After a brief intermission, and the fundraising formalities of revealing of who won which raffle prize, we dove right back into one of the most unique pieces of the evening. Originally created for Home LA, Lollieworks, the company founded by choreographer Lindsey Lollie, brought an excerpt from her twenty-minute site-specific piece, The Takers to the Diavolo space. Working within the confines of a long red mat spanning the length of the stage, but only about four feet wide, we watched entranced as two women began the piece by accidentally, then purposefully breaking hardboiled eggs. A mixture of structured improve and set landmarks, danced to a backdrop of a meticulously thought out soundscape, I found myself entranced with each new evolution of the dancers. Seeing Lollie push herself and her co-dancer, to take these risks in a live setting definitely add some major muscle to the emerging contemporary-meets-post-modern dance scene finally emerging in Los Angeles.

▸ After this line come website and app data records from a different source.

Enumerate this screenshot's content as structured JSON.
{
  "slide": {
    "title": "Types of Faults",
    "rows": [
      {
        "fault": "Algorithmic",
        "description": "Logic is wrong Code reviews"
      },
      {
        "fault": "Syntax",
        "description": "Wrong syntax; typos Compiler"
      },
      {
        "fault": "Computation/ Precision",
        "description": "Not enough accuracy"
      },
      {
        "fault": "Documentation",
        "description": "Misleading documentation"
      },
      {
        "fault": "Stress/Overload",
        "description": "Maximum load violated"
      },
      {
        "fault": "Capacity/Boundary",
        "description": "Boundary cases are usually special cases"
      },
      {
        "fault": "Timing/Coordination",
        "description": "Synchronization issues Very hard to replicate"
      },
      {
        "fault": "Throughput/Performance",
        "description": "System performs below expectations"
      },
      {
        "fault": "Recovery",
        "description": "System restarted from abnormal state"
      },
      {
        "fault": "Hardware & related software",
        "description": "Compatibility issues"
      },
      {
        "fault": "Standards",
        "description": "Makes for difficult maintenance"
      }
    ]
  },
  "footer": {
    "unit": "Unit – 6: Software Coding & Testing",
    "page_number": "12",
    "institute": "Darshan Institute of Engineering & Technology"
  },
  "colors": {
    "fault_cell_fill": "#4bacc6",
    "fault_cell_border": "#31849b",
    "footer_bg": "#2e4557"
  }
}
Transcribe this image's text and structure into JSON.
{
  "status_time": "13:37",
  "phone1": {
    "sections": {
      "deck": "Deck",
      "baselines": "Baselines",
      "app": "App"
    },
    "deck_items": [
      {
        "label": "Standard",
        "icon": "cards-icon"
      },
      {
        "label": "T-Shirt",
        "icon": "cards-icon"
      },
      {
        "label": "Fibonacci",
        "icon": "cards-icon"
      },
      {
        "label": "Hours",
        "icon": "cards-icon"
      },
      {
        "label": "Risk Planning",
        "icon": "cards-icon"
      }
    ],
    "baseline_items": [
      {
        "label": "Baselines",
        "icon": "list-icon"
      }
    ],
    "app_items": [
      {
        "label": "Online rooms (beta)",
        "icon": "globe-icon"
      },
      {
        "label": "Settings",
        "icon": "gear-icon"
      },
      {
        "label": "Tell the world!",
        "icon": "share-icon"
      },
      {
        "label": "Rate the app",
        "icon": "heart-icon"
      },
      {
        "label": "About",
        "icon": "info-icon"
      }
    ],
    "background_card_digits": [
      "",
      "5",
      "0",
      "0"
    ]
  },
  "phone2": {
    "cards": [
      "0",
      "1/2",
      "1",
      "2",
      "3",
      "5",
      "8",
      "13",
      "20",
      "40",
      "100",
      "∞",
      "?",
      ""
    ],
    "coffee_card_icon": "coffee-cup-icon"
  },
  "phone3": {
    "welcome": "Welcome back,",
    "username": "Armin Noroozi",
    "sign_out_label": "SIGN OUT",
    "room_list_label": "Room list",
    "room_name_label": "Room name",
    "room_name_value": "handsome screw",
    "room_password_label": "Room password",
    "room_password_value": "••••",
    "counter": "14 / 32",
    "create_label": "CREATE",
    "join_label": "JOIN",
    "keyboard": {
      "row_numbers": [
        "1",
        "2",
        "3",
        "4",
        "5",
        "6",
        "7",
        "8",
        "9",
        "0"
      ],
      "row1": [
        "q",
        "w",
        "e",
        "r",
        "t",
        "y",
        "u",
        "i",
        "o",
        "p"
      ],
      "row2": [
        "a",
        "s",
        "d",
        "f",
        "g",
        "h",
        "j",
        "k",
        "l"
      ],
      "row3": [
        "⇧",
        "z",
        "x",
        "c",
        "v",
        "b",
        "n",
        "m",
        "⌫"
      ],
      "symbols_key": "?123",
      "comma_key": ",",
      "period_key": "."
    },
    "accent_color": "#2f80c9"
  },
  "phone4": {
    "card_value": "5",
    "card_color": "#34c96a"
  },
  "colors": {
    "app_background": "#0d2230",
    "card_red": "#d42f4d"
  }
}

The second to last performance of the evening offered the final solo of the show. A single blue tinted spot appeared stage left, as a figure haunted the peripheral of the light, shrouded in darkness. Making his way in a manner that seemed at once pedestrian with gesturing, but very nuanced due to the usage of motif, Kevin Williamson was able to break past the invisible barrier between the audience and himself, immersing us in his thought process in action. The aptly titled piece, body of ideas, exerted such focus and intention, that we saw seamless transitions between staged portions and spur of the moment decisions. With such an intimate stage setting, I appreciated Williamson's usage of the space, since few companies broke past center stage, and found the direct eye contact refreshing from the current trend of introverted gaze.
Once the houselights came up, and were asked to exit for the next showing, I thought on the evening as an interesting look into the future of contemporary dance in Los Angeles. It seems as if The Los Angeles contemporary dance scene is on the cusp of becoming the next location for emerging contemporary artists. Although reminders of LA’s archaic interpretation of contrived modern dance still exist, with performances from Sunday evening still fresh in my mind, I am hopeful that local LA artists will continue pushing the boundaries of dance within our Southern California borders. There are so many possibilities and emerging opportunities for those purposeful and driven enough to seize this moment of new dance happening here. Despite the uneven presentations of the evening, seeing our local dance community bring together so many choreographers for this evening alone, shows that LA wants, and is fighting for, contemporary concert dance’s success.